The following were taken with full permission of the Ferrocarril Central Andino. Thank you to the FCCA and its employees for their incredible hospitality! Special thanks to Francisco Carrion for making all the arrangements and being a amazing host!
This entry takes place May 24th 2017, entries from the previous and following days will be posted at a later date.
For the previous report click here: To the top of the world by locomotive: Part 1
Video of this segment is below, there will be links throughout the page to go to specific points within the video.
After the southbound train cleared it was back up the mountain, the combination of an hour of idling and the high altitude led to a spectacular show as our GE shot black clouds of smoke and fire into the sky as we struggled to get moving up the steep grades again. While the section from San Bartolome was very scenic the terrain becomes even more rugged as leave Matucana behind, The arid desert scenery transforms in to rugged mountains with sheer rock walls lining the track as we climb along the Rimac River.
Shortly after crossing the bridge we stopped at Lastre Viso siding for an unexpected crew change, rather surprising that it would happen at this remote spot rather than at the yard in Matucana.
With the new crew on board we continue up the hill a short distance to the first switchback at Viso. Viso is the first true switchback on the line and is probably the most photographed as it is right along the Carr Central and with some hiking it is possible to get all 3 levels in one shot. We were amazed with how quickly the 3 person crew completed the tricky switchback maneuver, the only delay being for the brakero and hefe to get back to the head end at the top of the switchback. As we pulled away we were treated to some signature C39-8 flaming exhaust, the altitude and grades no doubt bringing out this natural characteristic in full. Video
After the short but scenic ## kilometer run from Viso we arrived at the next switchback, Tamboraque. We pulled to a stop infront of the old station and our engineer got out to check the fuel levels, an old tankcar now serves as a remote refueling station for trains ascending the mountain. With the small 1300 gallon fuel tanks the crew must be careful not to run out of fuel as there are few places to refuel on the road. Our train was too long for the tail track at Tamboraque so we spent a few extra minutes here doubling the train before shoving the the steep switchback. Video
At the top of the switchback both the middle and upper sections pass through a outcropping in parallel tunnels making for a very interesting scene. As as Viso the brakero and hefe had to walk back to the front of the train giving us some time for photos.
After traversing the switchback we pass high above the town of San Mateo where we will spend the night a few hours later. The railroad has a short siding here that is often used for meets.
Thats it for Part 2! In the next segment we will cross the famous Inferillo bridge and traverse two more switchbacks before ending up in the mining town of Casapalanca.

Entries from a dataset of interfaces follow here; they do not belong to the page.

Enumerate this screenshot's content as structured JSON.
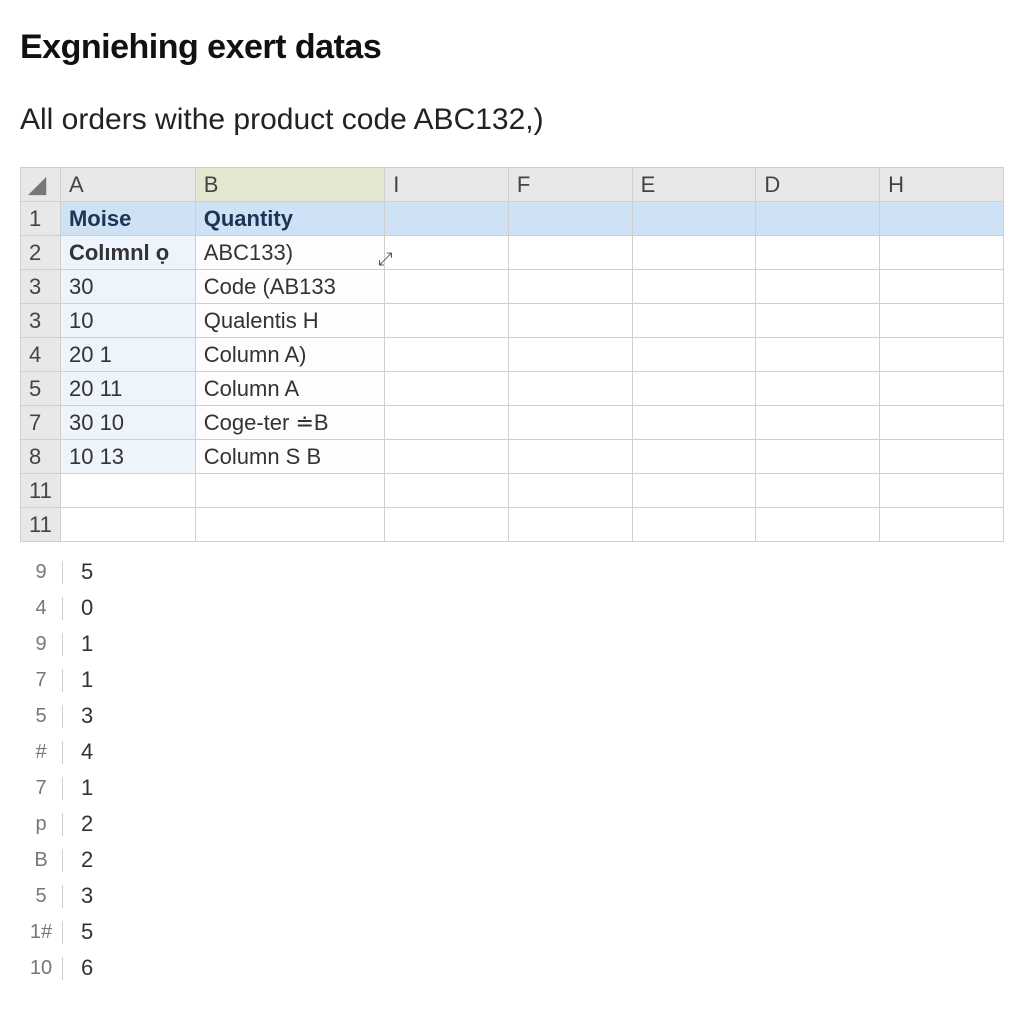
{
  "title": "Exgniehing exert datas",
  "subtitle": "All orders withe product code ABC132,)",
  "corner_glyph": "◢",
  "columns": [
    "A",
    "B",
    "I",
    "F",
    "E",
    "D",
    "H"
  ],
  "header_row_num": "1",
  "header_row": {
    "A": "Moise",
    "B": "Quantity"
  },
  "data_rows": [
    {
      "num": "2",
      "A": "Colımnl ọ",
      "B": "ABC133)"
    },
    {
      "num": "3",
      "A": "30",
      "B": "Code (AB133"
    },
    {
      "num": "3",
      "A": "10",
      "B": "Qualentis H"
    },
    {
      "num": "4",
      "A": "20 1",
      "B": "Column A)"
    },
    {
      "num": "5",
      "A": "20 11",
      "B": "Column A"
    },
    {
      "num": "7",
      "A": "30 10",
      "B": "Coge-ter ≐B"
    },
    {
      "num": "8",
      "A": "10 13",
      "B": "Column S B"
    }
  ],
  "tail_row_nums": [
    "11",
    "11"
  ],
  "loose_rows": [
    {
      "num": "9",
      "val": "5"
    },
    {
      "num": "4",
      "val": "0"
    },
    {
      "num": "9",
      "val": "1"
    },
    {
      "num": "7",
      "val": "1"
    },
    {
      "num": "5",
      "val": "3"
    },
    {
      "num": "#",
      "val": "4"
    },
    {
      "num": "7",
      "val": "1"
    },
    {
      "num": "p",
      "val": "2"
    },
    {
      "num": "B",
      "val": "2"
    },
    {
      "num": "5",
      "val": "3"
    },
    {
      "num": "1#",
      "val": "5"
    },
    {
      "num": "10",
      "val": "6"
    }
  ],
  "cursor_glyph": "⤢"
}
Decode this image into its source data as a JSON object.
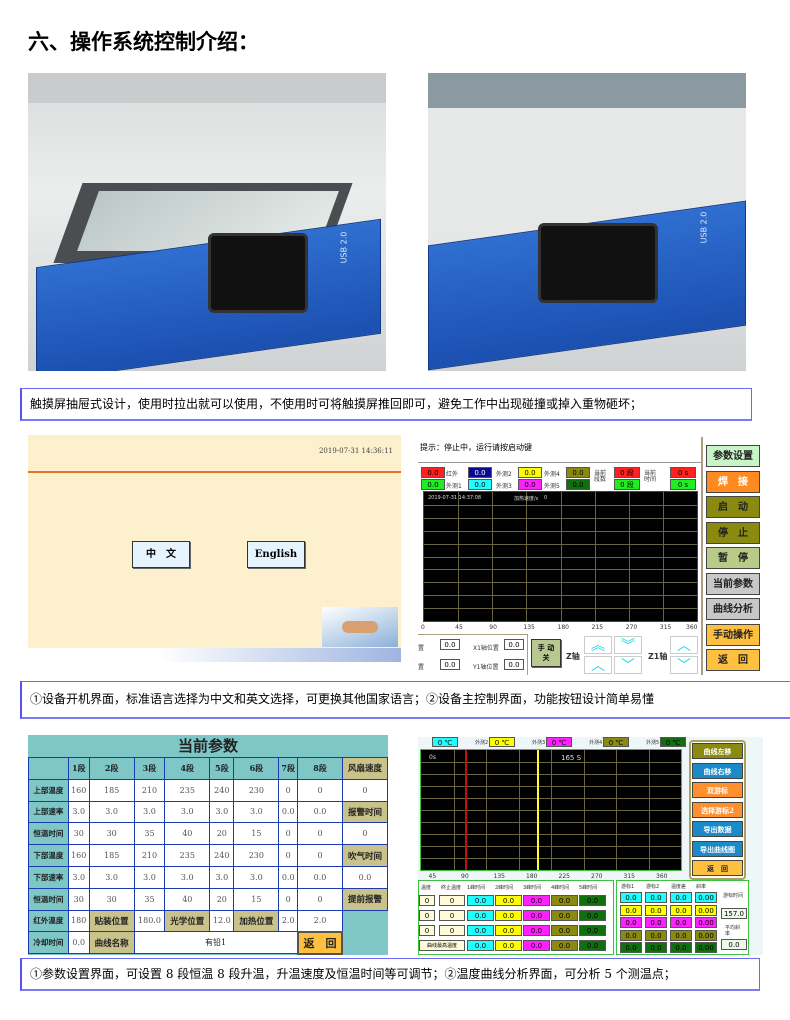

To the top of the world by locomotive – Part 1 – Railscapes
[…] Click here for Part 2! […]
Thanks for sharing your excellent images! Thoroughly enjoyable.
Railroads had an incredible effect on the world in every way from transportation and engineering through industry and economics.
Running along one of the world’s highest rail routes, traversing the Peruvian Andes from Cusco to Lake Titicaca and Arequipa, the new luxury train will explore natural wonders and ancient kingdoms on one- and two-night journeys.
I live in Tampa Florida and a work mate is from Peru and he has told me all about the train ride over the Andes mountains and I can’t wait to take an excursion to see it myself.